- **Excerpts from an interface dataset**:
--- START ---
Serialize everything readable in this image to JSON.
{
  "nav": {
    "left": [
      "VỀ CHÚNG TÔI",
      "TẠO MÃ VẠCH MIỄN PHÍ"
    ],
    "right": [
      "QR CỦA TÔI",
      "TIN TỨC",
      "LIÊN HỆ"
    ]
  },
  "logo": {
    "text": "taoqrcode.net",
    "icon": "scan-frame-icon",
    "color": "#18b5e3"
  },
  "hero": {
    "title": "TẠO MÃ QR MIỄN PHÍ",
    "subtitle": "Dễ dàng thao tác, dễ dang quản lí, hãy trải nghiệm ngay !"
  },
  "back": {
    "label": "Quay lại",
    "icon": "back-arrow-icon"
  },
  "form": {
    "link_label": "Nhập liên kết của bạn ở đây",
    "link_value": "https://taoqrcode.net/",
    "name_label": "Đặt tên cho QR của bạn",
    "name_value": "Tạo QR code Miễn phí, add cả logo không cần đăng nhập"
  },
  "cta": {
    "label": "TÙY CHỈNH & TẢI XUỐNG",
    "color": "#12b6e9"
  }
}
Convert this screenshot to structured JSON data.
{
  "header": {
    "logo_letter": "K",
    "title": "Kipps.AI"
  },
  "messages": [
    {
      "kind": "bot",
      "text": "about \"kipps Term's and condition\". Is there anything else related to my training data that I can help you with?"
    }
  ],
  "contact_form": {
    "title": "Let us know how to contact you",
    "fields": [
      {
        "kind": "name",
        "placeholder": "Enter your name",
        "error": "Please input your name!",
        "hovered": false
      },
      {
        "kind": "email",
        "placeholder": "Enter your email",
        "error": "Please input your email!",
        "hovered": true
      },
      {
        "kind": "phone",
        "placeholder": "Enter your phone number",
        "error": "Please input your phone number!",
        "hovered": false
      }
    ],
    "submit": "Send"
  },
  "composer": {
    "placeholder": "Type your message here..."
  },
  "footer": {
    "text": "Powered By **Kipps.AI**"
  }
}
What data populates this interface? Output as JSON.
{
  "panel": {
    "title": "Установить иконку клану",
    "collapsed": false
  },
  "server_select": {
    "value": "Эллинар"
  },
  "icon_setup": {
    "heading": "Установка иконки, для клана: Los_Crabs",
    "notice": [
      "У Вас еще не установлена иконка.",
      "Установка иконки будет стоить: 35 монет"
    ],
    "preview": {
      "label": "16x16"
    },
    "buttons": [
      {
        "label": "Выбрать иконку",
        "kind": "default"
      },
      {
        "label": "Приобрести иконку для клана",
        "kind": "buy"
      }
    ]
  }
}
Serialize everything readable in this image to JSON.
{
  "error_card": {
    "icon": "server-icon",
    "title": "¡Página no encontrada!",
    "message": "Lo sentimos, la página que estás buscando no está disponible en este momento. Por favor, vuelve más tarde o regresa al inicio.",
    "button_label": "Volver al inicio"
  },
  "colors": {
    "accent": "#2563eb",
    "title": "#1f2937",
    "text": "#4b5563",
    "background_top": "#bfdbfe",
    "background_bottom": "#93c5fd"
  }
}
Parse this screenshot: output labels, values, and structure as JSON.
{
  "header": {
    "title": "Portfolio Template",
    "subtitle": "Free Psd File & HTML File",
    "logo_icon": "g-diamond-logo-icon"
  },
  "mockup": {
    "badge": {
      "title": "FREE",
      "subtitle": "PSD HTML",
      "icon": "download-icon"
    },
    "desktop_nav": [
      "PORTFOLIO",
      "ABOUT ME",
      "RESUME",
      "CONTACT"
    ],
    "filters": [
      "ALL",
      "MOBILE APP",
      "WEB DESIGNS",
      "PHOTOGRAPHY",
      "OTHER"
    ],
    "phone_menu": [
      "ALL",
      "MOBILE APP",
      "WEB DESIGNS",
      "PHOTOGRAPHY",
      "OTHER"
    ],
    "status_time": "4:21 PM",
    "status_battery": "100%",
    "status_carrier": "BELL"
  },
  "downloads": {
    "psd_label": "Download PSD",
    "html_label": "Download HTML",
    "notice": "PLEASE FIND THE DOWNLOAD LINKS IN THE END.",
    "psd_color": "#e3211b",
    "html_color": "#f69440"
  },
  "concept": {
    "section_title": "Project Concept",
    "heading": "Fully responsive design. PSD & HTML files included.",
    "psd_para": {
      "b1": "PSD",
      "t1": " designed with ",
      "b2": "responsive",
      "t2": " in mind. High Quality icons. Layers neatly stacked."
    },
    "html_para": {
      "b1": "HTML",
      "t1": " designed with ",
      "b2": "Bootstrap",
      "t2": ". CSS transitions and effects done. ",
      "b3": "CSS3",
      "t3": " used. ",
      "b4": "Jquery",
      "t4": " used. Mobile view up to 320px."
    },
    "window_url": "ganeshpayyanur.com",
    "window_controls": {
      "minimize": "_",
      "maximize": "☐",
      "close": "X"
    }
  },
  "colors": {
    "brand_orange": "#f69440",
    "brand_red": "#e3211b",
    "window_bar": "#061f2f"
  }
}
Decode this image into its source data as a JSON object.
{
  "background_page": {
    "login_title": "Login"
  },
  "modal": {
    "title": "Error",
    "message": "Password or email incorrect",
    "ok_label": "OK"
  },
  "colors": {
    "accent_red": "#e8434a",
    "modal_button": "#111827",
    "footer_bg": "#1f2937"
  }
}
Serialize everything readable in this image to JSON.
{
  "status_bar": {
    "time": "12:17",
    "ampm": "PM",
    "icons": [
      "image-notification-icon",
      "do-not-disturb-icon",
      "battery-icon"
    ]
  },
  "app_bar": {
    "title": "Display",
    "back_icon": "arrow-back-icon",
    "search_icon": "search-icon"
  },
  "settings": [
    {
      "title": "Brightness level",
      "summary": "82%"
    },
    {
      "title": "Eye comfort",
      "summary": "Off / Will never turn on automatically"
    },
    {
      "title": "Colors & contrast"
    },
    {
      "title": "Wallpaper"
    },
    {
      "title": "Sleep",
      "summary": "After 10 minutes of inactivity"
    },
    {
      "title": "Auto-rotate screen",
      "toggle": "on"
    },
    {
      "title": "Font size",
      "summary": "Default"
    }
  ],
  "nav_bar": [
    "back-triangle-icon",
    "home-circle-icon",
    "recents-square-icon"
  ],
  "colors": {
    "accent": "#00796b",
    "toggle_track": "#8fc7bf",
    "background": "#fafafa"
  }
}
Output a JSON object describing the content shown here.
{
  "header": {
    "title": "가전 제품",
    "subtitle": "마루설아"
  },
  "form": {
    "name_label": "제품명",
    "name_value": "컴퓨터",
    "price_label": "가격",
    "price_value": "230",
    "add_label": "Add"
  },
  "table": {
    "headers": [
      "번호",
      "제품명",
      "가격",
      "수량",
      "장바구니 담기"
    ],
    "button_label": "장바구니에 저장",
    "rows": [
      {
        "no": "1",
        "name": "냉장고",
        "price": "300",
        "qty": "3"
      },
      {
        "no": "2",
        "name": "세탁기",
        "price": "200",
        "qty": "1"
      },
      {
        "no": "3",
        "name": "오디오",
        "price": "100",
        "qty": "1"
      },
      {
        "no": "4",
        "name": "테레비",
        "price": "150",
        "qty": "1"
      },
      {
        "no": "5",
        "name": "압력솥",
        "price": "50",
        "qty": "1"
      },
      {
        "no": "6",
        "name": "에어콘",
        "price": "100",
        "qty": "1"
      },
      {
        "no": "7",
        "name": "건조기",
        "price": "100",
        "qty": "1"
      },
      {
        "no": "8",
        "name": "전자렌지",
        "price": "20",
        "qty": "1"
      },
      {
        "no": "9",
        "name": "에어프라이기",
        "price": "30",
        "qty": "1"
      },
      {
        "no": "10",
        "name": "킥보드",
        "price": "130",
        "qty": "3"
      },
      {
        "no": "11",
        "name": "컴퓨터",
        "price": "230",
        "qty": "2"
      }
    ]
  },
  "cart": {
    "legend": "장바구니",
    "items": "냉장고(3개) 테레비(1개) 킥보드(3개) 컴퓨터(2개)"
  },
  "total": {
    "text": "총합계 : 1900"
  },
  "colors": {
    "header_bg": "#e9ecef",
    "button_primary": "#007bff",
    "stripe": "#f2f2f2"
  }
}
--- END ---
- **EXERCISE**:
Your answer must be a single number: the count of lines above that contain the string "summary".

- **EXERCISE OUTPUT**:
4